TASK DIRECTIONS>
Look through the records, and whenever a line includes the word "KiVi", copy it.

[PROVIDED DATA Boundary: Start]

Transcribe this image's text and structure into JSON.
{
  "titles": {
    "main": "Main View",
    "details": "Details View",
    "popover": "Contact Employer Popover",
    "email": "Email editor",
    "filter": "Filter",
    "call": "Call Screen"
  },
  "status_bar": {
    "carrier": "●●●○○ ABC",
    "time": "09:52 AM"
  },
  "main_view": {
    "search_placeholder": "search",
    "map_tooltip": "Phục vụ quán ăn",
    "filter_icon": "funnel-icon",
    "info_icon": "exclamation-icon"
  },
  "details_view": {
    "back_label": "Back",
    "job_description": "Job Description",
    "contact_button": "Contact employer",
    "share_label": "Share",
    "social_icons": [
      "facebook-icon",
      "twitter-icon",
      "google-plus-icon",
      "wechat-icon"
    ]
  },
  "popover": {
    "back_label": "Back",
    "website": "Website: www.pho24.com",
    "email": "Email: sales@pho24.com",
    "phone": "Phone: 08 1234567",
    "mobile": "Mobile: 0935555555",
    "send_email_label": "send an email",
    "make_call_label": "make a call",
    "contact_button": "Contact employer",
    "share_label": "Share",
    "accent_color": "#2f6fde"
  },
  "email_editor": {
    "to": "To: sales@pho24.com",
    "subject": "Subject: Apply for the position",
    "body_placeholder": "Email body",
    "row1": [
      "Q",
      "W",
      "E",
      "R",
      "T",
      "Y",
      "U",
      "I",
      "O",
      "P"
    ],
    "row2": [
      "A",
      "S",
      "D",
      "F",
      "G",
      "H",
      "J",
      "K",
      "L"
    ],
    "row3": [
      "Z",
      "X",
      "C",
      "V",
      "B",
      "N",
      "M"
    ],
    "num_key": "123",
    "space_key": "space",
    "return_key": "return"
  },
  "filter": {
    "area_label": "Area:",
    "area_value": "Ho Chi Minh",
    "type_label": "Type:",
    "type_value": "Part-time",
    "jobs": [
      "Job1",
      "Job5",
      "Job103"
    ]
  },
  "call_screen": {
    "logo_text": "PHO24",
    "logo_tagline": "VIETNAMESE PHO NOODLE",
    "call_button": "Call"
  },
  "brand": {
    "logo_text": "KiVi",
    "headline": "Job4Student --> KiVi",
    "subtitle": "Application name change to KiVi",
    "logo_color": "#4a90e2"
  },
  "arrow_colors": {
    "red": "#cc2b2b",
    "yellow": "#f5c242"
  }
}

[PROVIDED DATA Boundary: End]

EXERCISE RESULT>
    "logo_text": "KiVi",
    "headline": "Job4Student --> KiVi",
    "subtitle": "Application name change to KiVi",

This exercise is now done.